TEL Aviv University’s (TAU’s) dean of life sciences, Professor Abdussalam Azem, has a message for those who call for boycotts against Israeli universities.
“Israeli academia is the last thing that you should boycott,” he told The AJN this week.
“This is the first place that gives equal rights to Palestinians. So it’s clear for me – boycotting [Israeli] academia is unacceptable.”
He said 20 per cent of the students enrolled in life sciences are Arabs, while in other faculties, such as nursing, the figure is 90 per cent.
An Arab himself, Azem said “like in any other society you have discrimination”, but “when you are an academic, it’s a completely different story”.
“If you are good you will make progress, it does not matter if you are a woman, man, Arab or Christian,” he said.
He added, “I don’t have conflict between being Israeli and being a Palestinian, in particular after so many years being in academia and facing such positive reactions.”
Azem visited Australia to meet with the Australian Friends of Tel Aviv University (AFTAU), to fundraise and to promote collaboration with Australian universities, including the facilitation of exchange programs.
“If someone comes from Australia and sees Tel Aviv he will be an ambassador in the future,” he said.
Noting that in many aspects, TAU is “the strongest in Israel,” Prof Azem said, “When students graduate from Tel Aviv University, it is easier for them to find a job.

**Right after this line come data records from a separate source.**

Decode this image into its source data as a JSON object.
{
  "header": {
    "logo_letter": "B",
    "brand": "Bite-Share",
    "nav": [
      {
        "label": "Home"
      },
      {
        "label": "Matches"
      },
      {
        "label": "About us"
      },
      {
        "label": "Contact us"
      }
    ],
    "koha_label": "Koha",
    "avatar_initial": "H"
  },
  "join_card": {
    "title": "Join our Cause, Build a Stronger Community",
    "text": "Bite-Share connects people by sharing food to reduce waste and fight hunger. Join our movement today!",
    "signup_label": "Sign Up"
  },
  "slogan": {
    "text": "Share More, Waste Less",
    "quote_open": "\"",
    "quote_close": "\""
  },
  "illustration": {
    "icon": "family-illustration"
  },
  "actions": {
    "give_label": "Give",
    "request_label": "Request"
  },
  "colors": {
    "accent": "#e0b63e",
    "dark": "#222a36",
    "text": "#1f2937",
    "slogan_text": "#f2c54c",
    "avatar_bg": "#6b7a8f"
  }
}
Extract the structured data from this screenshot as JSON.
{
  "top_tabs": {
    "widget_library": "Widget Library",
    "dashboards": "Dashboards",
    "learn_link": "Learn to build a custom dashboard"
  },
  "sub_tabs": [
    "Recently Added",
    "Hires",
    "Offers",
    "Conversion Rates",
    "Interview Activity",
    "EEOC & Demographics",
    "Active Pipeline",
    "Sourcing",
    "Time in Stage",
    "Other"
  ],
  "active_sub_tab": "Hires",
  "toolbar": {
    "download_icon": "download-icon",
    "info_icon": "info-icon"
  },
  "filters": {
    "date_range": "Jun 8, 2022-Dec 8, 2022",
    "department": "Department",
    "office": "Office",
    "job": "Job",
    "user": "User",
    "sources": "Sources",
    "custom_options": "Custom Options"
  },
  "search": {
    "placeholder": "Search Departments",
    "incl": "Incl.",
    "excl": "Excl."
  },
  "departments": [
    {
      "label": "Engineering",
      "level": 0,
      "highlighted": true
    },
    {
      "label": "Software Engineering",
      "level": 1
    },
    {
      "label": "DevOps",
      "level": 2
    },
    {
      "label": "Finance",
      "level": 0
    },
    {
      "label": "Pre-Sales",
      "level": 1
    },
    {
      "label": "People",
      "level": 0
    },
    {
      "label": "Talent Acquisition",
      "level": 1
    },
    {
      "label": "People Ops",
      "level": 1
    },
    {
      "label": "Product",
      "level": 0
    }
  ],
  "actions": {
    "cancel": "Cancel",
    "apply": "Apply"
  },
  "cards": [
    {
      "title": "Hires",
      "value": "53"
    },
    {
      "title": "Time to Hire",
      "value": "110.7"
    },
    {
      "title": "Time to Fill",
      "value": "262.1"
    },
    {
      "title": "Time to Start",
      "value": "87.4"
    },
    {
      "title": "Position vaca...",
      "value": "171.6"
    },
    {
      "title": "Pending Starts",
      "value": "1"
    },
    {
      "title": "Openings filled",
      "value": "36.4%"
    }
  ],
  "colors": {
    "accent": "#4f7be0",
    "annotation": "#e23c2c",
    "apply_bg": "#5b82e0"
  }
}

Not only that, they get a higher salary,” he said.
“Graduates of Tel Aviv University are involved in setting up start-up companies much more than any other university in Israel. Tel Aviv University is among the top 10 in Europe in this success.”
The Faculty of Life Sciences comprises four schools – Molecular Cell Biology and Biotechnology; Neurobiology, Biochemistry and Biophysics; Plant Sciences and Food Security; and Zoology.
“Alzheimer’s disease studies, Parkinson’s, cancer, climate change, food security, coral reefs, marine biology, all of these subjects are equally important for us,” Azem said.
He has also recently introduced studies in genetic diseases, which he said are prevalent in Arab society.
For life sciences, he said his faculty “are the best in Israel, at least in terms of types of applications and grant success”, citing as an example that European Research Council grants are “the most difficult grant to get in Europe and we are number two.”
Read More: Australian Jewish News